Data excerpts

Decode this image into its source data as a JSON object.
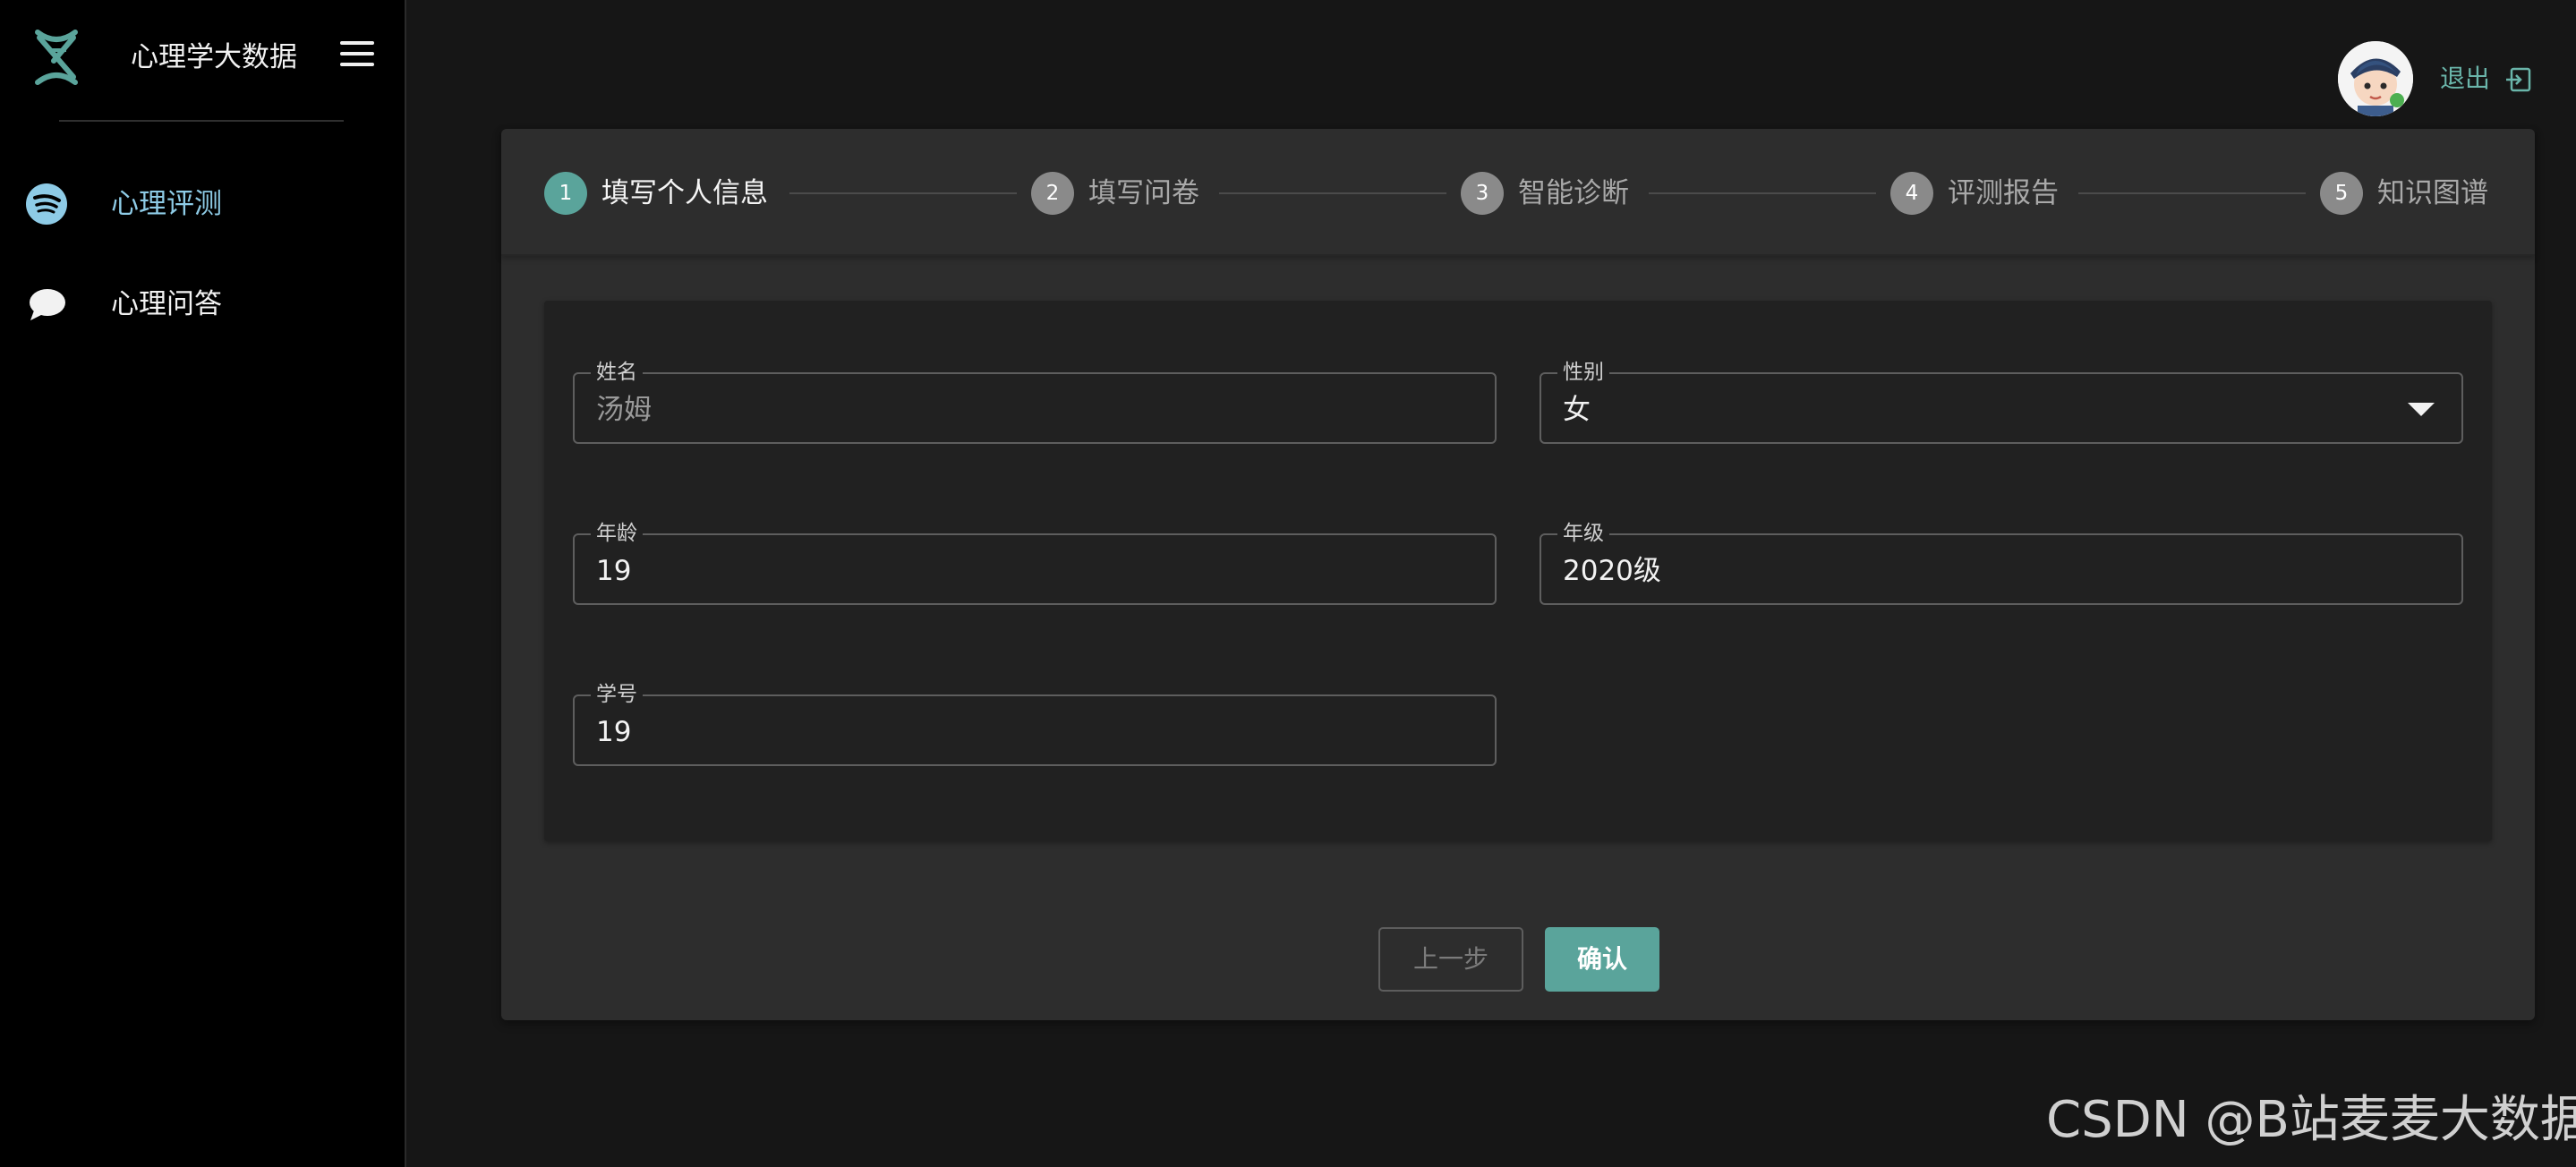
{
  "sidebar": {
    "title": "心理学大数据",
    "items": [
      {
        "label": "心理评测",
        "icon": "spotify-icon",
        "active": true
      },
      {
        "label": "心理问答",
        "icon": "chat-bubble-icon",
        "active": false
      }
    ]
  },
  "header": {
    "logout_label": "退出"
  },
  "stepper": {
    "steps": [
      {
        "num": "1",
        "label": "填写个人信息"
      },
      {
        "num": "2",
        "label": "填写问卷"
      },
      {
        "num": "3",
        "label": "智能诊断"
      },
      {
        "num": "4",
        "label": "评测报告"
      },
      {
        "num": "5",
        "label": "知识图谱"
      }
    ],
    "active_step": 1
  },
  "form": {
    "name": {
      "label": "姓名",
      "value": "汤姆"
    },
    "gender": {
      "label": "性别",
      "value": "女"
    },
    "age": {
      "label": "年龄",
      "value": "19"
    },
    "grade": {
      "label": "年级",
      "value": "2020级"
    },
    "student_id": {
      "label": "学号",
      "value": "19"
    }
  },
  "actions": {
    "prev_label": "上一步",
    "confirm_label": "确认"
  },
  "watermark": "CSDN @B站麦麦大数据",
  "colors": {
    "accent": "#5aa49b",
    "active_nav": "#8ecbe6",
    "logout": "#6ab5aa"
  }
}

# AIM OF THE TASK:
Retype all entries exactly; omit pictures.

# ANSWER:
Decode this image into its source data as a JSON object.
{
  "sidebar": {
    "title": "心理学大数据",
    "items": [
      {
        "label": "心理评测",
        "icon": "spotify-icon",
        "active": true
      },
      {
        "label": "心理问答",
        "icon": "chat-bubble-icon",
        "active": false
      }
    ]
  },
  "header": {
    "logout_label": "退出"
  },
  "stepper": {
    "steps": [
      {
        "num": "1",
        "label": "填写个人信息"
      },
      {
        "num": "2",
        "label": "填写问卷"
      },
      {
        "num": "3",
        "label": "智能诊断"
      },
      {
        "num": "4",
        "label": "评测报告"
      },
      {
        "num": "5",
        "label": "知识图谱"
      }
    ],
    "active_step": 1
  },
  "form": {
    "name": {
      "label": "姓名",
      "value": "汤姆"
    },
    "gender": {
      "label": "性别",
      "value": "女"
    },
    "age": {
      "label": "年龄",
      "value": "19"
    },
    "grade": {
      "label": "年级",
      "value": "2020级"
    },
    "student_id": {
      "label": "学号",
      "value": "19"
    }
  },
  "actions": {
    "prev_label": "上一步",
    "confirm_label": "确认"
  },
  "watermark": "CSDN @B站麦麦大数据",
  "colors": {
    "accent": "#5aa49b",
    "active_nav": "#8ecbe6",
    "logout": "#6ab5aa"
  }
}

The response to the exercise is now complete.